Copy every record verbatim. Leave the pictures out.
___ Record excerpts ___
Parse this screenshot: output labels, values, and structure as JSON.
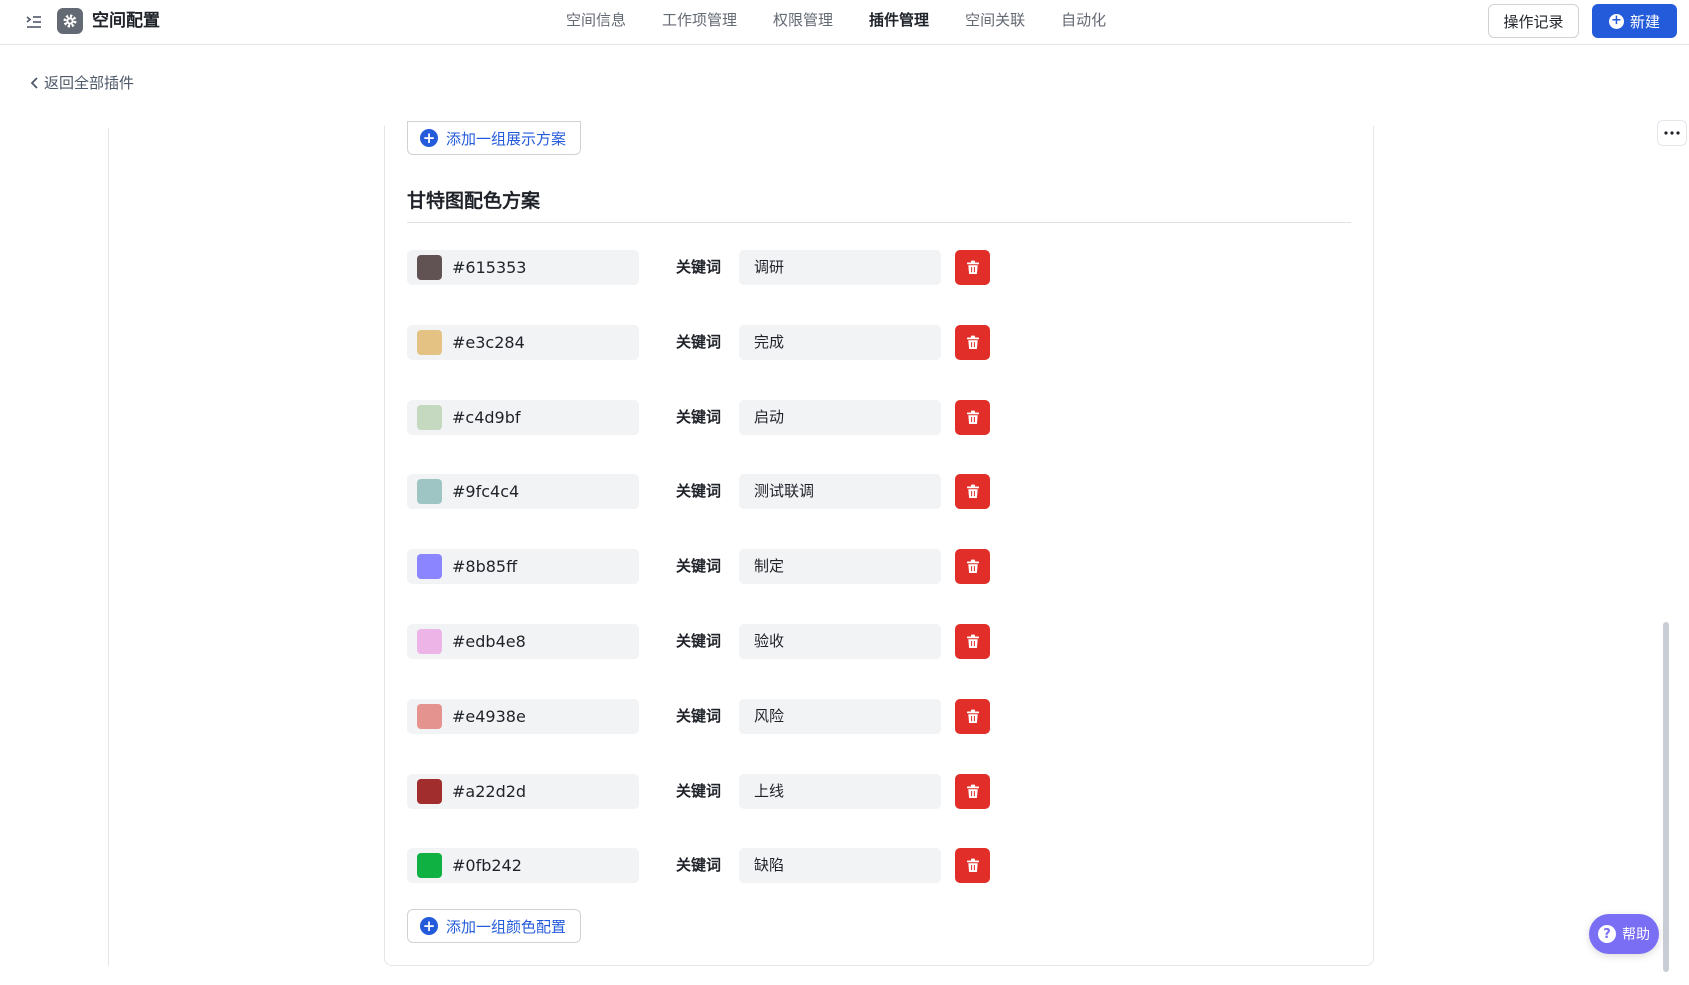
{
  "header": {
    "title": "空间配置",
    "tabs": [
      {
        "label": "空间信息",
        "active": false
      },
      {
        "label": "工作项管理",
        "active": false
      },
      {
        "label": "权限管理",
        "active": false
      },
      {
        "label": "插件管理",
        "active": true
      },
      {
        "label": "空间关联",
        "active": false
      },
      {
        "label": "自动化",
        "active": false
      }
    ],
    "log_button": "操作记录",
    "new_button": "新建"
  },
  "back_link": "返回全部插件",
  "display_scheme": {
    "add_button": "添加一组展示方案"
  },
  "gantt_colors": {
    "title": "甘特图配色方案",
    "keyword_label": "关键词",
    "rows": [
      {
        "color": "#615353",
        "keyword": "调研"
      },
      {
        "color": "#e3c284",
        "keyword": "完成"
      },
      {
        "color": "#c4d9bf",
        "keyword": "启动"
      },
      {
        "color": "#9fc4c4",
        "keyword": "测试联调"
      },
      {
        "color": "#8b85ff",
        "keyword": "制定"
      },
      {
        "color": "#edb4e8",
        "keyword": "验收"
      },
      {
        "color": "#e4938e",
        "keyword": "风险"
      },
      {
        "color": "#a22d2d",
        "keyword": "上线"
      },
      {
        "color": "#0fb242",
        "keyword": "缺陷"
      }
    ],
    "add_button": "添加一组颜色配置"
  },
  "help_button": "帮助",
  "theme": {
    "accent": "#245bdb",
    "danger": "#e22e28",
    "help": "#7a6ef5"
  }
}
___
= Answer to the problem =
Parse this screenshot: output labels, values, and structure as JSON.
{
  "header": {
    "title": "空间配置",
    "tabs": [
      {
        "label": "空间信息",
        "active": false
      },
      {
        "label": "工作项管理",
        "active": false
      },
      {
        "label": "权限管理",
        "active": false
      },
      {
        "label": "插件管理",
        "active": true
      },
      {
        "label": "空间关联",
        "active": false
      },
      {
        "label": "自动化",
        "active": false
      }
    ],
    "log_button": "操作记录",
    "new_button": "新建"
  },
  "back_link": "返回全部插件",
  "display_scheme": {
    "add_button": "添加一组展示方案"
  },
  "gantt_colors": {
    "title": "甘特图配色方案",
    "keyword_label": "关键词",
    "rows": [
      {
        "color": "#615353",
        "keyword": "调研"
      },
      {
        "color": "#e3c284",
        "keyword": "完成"
      },
      {
        "color": "#c4d9bf",
        "keyword": "启动"
      },
      {
        "color": "#9fc4c4",
        "keyword": "测试联调"
      },
      {
        "color": "#8b85ff",
        "keyword": "制定"
      },
      {
        "color": "#edb4e8",
        "keyword": "验收"
      },
      {
        "color": "#e4938e",
        "keyword": "风险"
      },
      {
        "color": "#a22d2d",
        "keyword": "上线"
      },
      {
        "color": "#0fb242",
        "keyword": "缺陷"
      }
    ],
    "add_button": "添加一组颜色配置"
  },
  "help_button": "帮助",
  "theme": {
    "accent": "#245bdb",
    "danger": "#e22e28",
    "help": "#7a6ef5"
  }
}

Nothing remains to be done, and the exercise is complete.